# [Exercise description]
No pictures go into the copy. Write out every line below exactly.

[Supplied information]

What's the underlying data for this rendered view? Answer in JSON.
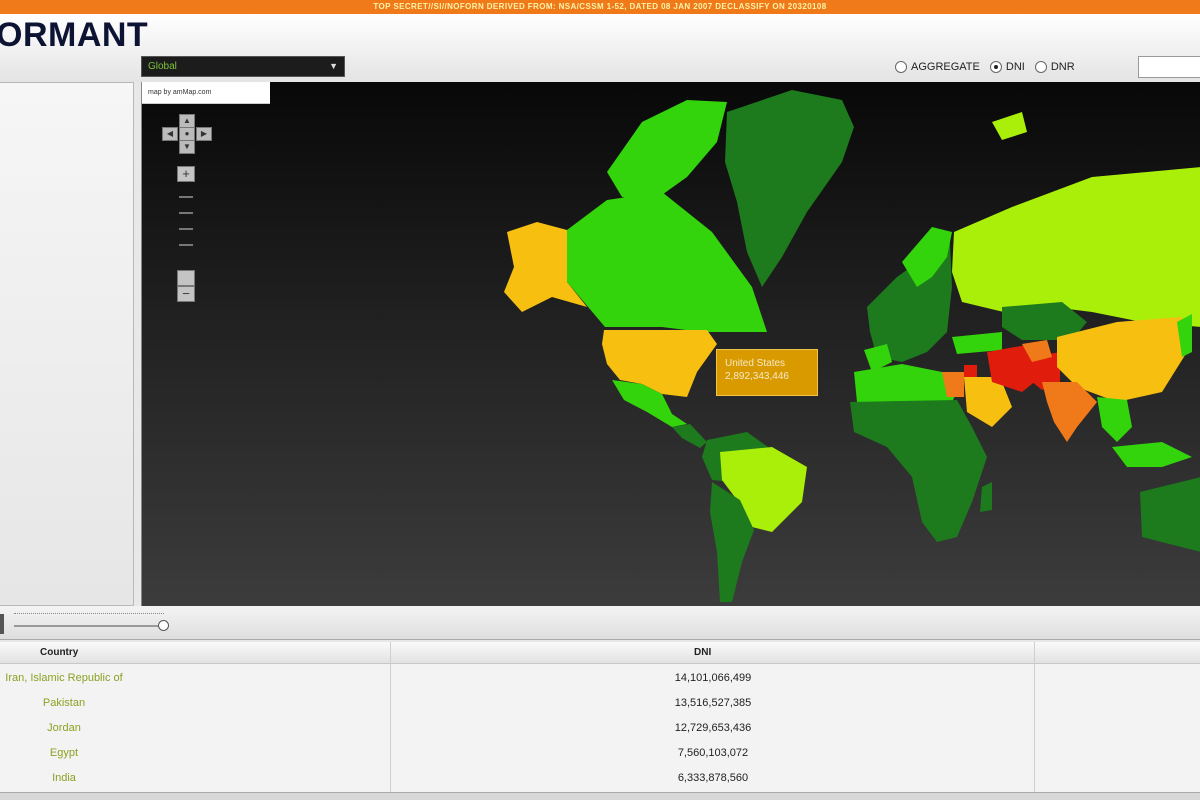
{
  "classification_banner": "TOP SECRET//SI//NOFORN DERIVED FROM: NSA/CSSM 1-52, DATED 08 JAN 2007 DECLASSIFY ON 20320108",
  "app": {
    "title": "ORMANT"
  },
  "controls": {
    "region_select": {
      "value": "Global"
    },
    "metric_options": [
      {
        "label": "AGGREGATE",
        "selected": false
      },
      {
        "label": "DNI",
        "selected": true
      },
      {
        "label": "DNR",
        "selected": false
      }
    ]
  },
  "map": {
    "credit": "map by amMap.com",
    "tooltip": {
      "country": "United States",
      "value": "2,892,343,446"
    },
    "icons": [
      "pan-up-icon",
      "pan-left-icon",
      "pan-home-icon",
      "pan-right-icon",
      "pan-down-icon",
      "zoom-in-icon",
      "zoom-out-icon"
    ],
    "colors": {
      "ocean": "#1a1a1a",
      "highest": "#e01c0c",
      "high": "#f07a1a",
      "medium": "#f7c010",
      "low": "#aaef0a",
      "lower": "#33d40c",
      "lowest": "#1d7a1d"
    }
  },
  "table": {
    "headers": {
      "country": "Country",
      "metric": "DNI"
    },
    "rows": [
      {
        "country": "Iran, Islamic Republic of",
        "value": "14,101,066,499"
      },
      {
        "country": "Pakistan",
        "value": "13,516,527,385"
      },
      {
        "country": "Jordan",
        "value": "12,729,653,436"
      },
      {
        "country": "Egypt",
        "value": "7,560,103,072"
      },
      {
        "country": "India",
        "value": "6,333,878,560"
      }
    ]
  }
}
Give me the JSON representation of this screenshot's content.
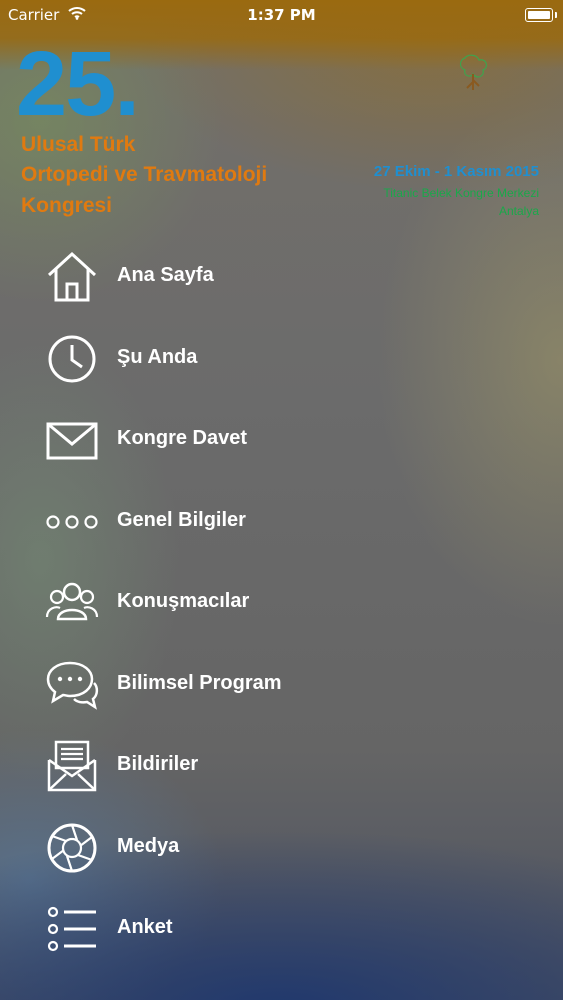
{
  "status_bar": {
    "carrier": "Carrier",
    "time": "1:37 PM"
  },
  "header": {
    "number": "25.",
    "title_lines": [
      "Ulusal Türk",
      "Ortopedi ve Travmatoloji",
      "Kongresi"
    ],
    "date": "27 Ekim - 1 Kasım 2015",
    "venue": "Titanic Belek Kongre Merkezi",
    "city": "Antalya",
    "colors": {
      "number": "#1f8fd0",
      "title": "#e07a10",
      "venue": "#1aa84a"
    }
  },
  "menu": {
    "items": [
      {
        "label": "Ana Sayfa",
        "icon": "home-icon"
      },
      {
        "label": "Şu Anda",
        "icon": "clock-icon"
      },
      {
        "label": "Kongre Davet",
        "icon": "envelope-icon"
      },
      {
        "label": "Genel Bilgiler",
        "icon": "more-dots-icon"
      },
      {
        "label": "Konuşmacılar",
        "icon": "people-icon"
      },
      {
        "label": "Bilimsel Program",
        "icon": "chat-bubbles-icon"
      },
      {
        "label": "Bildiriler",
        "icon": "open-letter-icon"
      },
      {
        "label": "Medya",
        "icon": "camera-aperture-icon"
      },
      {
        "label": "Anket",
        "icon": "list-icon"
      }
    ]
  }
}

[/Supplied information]

# [Answer to the problem]
What's the underlying data for this rendered view? Answer in JSON.
{
  "classification_banner": "TOP SECRET//SI//NOFORN DERIVED FROM: NSA/CSSM 1-52, DATED 08 JAN 2007 DECLASSIFY ON 20320108",
  "app": {
    "title": "ORMANT"
  },
  "controls": {
    "region_select": {
      "value": "Global"
    },
    "metric_options": [
      {
        "label": "AGGREGATE",
        "selected": false
      },
      {
        "label": "DNI",
        "selected": true
      },
      {
        "label": "DNR",
        "selected": false
      }
    ]
  },
  "map": {
    "credit": "map by amMap.com",
    "tooltip": {
      "country": "United States",
      "value": "2,892,343,446"
    },
    "icons": [
      "pan-up-icon",
      "pan-left-icon",
      "pan-home-icon",
      "pan-right-icon",
      "pan-down-icon",
      "zoom-in-icon",
      "zoom-out-icon"
    ],
    "colors": {
      "ocean": "#1a1a1a",
      "highest": "#e01c0c",
      "high": "#f07a1a",
      "medium": "#f7c010",
      "low": "#aaef0a",
      "lower": "#33d40c",
      "lowest": "#1d7a1d"
    }
  },
  "table": {
    "headers": {
      "country": "Country",
      "metric": "DNI"
    },
    "rows": [
      {
        "country": "Iran, Islamic Republic of",
        "value": "14,101,066,499"
      },
      {
        "country": "Pakistan",
        "value": "13,516,527,385"
      },
      {
        "country": "Jordan",
        "value": "12,729,653,436"
      },
      {
        "country": "Egypt",
        "value": "7,560,103,072"
      },
      {
        "country": "India",
        "value": "6,333,878,560"
      }
    ]
  }
}
Give me the JSON representation of this screenshot's content.
{
  "status_bar": {
    "carrier": "Carrier",
    "time": "1:37 PM"
  },
  "header": {
    "number": "25.",
    "title_lines": [
      "Ulusal Türk",
      "Ortopedi ve Travmatoloji",
      "Kongresi"
    ],
    "date": "27 Ekim - 1 Kasım 2015",
    "venue": "Titanic Belek Kongre Merkezi",
    "city": "Antalya",
    "colors": {
      "number": "#1f8fd0",
      "title": "#e07a10",
      "venue": "#1aa84a"
    }
  },
  "menu": {
    "items": [
      {
        "label": "Ana Sayfa",
        "icon": "home-icon"
      },
      {
        "label": "Şu Anda",
        "icon": "clock-icon"
      },
      {
        "label": "Kongre Davet",
        "icon": "envelope-icon"
      },
      {
        "label": "Genel Bilgiler",
        "icon": "more-dots-icon"
      },
      {
        "label": "Konuşmacılar",
        "icon": "people-icon"
      },
      {
        "label": "Bilimsel Program",
        "icon": "chat-bubbles-icon"
      },
      {
        "label": "Bildiriler",
        "icon": "open-letter-icon"
      },
      {
        "label": "Medya",
        "icon": "camera-aperture-icon"
      },
      {
        "label": "Anket",
        "icon": "list-icon"
      }
    ]
  }
}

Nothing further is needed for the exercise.